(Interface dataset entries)
--- START ---
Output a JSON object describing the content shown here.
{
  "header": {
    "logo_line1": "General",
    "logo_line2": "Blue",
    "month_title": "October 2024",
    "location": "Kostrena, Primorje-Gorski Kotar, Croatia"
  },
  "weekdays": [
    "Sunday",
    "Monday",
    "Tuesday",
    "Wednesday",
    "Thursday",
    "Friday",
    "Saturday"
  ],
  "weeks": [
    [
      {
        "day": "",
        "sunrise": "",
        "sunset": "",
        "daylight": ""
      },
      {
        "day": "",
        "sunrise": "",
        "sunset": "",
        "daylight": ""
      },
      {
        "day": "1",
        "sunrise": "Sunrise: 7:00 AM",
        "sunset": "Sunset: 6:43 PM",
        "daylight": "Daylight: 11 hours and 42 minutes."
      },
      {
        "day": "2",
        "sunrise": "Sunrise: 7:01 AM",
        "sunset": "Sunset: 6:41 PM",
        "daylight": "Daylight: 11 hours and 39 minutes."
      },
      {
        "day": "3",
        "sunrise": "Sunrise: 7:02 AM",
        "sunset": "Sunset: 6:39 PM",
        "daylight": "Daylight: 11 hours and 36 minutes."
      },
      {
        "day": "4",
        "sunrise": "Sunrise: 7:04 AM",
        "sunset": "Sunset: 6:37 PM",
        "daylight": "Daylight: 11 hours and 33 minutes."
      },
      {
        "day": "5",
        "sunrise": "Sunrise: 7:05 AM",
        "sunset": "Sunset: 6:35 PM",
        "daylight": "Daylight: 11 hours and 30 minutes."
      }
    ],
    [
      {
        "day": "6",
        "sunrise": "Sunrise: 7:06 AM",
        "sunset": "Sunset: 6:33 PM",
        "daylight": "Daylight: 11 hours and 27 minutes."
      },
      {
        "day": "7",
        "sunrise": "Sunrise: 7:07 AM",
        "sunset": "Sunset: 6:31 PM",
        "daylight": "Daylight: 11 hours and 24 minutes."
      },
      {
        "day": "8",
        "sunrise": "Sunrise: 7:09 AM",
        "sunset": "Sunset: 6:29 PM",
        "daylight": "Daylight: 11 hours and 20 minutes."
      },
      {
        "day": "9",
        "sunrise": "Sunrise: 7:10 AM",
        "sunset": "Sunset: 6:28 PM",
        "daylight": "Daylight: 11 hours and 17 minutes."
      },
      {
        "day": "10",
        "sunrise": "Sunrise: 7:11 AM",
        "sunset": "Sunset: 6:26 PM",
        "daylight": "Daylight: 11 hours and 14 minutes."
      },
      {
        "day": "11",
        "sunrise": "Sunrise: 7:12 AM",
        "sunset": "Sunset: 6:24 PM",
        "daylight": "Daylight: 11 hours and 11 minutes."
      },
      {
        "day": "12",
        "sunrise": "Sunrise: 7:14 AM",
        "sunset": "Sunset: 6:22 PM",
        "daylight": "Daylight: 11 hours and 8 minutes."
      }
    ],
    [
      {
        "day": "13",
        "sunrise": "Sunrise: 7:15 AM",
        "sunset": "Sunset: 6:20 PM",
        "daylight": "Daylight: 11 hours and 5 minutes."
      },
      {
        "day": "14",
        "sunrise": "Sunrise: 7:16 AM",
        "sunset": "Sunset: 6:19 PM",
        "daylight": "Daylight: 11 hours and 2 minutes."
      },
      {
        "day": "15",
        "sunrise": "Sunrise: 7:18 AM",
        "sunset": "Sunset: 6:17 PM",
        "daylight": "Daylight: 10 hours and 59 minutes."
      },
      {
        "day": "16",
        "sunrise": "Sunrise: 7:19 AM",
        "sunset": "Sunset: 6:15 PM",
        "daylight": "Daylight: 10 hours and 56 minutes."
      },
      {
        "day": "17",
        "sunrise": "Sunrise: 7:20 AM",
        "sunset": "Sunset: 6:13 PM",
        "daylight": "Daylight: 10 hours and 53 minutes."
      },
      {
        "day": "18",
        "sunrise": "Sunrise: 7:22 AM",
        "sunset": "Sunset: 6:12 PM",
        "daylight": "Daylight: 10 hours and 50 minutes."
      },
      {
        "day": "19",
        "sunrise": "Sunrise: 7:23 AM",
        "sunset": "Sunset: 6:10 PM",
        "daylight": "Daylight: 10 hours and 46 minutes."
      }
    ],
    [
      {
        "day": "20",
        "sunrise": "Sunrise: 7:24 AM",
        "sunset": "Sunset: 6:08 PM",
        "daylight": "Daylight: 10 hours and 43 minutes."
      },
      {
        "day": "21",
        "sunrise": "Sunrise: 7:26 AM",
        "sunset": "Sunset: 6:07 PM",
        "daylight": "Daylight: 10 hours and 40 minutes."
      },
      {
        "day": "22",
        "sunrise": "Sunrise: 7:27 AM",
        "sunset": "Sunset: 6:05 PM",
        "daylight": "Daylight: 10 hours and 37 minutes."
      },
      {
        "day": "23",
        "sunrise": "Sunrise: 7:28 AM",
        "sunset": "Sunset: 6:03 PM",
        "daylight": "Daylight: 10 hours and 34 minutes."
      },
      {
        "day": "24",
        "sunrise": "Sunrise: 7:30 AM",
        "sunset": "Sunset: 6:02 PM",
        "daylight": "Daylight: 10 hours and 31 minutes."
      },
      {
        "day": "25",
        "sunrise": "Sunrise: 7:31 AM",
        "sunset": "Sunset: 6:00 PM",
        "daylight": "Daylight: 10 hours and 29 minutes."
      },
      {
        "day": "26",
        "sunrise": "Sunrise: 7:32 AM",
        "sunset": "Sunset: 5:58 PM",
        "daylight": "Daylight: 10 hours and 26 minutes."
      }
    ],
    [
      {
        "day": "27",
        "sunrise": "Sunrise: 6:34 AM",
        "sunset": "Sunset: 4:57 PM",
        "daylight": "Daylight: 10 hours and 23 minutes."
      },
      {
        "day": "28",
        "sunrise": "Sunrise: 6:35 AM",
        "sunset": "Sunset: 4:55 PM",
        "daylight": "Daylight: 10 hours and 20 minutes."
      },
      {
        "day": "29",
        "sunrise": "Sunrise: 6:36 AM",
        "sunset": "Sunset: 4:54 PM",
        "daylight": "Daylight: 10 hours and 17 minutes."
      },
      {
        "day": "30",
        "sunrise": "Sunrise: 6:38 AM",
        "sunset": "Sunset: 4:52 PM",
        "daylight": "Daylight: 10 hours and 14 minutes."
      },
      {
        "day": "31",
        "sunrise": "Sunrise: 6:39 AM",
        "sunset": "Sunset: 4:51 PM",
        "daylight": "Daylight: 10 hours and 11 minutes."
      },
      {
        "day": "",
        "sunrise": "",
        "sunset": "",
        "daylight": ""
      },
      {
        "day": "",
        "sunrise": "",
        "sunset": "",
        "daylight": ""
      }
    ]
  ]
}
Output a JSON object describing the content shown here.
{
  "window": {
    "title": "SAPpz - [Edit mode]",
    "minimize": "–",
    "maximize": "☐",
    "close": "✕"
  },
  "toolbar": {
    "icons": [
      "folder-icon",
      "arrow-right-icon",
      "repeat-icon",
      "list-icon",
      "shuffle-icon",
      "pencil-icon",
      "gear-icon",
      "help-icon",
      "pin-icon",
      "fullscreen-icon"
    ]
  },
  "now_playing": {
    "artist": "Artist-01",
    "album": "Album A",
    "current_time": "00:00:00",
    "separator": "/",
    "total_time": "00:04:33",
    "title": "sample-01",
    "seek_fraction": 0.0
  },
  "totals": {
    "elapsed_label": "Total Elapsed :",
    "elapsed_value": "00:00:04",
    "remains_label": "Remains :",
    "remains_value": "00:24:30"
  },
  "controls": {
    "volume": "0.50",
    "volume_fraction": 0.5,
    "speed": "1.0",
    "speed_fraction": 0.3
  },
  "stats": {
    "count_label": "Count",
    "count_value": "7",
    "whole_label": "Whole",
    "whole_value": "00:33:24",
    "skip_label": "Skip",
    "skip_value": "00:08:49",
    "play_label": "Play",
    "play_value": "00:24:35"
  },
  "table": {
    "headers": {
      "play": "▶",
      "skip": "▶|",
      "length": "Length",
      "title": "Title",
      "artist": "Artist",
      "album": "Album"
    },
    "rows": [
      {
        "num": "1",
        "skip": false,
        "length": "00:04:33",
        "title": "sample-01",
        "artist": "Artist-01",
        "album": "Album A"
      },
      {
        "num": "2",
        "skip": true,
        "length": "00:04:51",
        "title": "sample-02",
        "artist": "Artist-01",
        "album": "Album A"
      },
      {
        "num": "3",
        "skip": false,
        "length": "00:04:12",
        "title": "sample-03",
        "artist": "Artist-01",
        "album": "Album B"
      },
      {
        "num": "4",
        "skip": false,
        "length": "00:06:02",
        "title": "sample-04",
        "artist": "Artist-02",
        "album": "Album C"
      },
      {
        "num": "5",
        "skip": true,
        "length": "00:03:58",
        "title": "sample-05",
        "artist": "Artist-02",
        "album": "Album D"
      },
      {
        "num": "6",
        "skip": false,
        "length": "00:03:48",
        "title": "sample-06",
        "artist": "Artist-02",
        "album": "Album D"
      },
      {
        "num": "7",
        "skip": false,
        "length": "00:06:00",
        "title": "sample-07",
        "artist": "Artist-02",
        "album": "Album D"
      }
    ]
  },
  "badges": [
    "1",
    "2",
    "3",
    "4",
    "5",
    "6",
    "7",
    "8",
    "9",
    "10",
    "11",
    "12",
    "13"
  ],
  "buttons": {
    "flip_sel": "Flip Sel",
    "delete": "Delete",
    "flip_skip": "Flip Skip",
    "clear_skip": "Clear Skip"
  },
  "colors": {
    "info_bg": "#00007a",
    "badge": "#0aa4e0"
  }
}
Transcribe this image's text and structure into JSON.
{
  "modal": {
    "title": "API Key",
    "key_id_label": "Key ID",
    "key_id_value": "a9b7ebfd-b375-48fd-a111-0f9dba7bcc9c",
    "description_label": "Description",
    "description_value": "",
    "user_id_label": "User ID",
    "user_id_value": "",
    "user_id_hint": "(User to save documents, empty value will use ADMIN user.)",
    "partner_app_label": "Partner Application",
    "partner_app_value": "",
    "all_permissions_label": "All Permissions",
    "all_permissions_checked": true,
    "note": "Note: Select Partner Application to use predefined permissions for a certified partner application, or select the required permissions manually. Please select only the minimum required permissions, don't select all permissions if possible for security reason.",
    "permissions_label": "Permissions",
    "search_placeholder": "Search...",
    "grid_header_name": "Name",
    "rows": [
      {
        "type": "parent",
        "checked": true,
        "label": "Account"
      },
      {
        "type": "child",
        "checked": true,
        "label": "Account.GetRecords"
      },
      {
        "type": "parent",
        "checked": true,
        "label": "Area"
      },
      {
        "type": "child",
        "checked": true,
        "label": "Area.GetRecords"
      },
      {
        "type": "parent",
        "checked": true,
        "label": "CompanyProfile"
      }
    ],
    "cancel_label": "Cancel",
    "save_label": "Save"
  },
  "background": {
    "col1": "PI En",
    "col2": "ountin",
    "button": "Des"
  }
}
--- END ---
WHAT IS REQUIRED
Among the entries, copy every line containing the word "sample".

OUTPUT FOR THIS EXERCISE
    "title": "sample-01",
        "title": "sample-01",
        "title": "sample-02",
        "title": "sample-03",
        "title": "sample-04",
        "title": "sample-05",
        "title": "sample-06",
        "title": "sample-07",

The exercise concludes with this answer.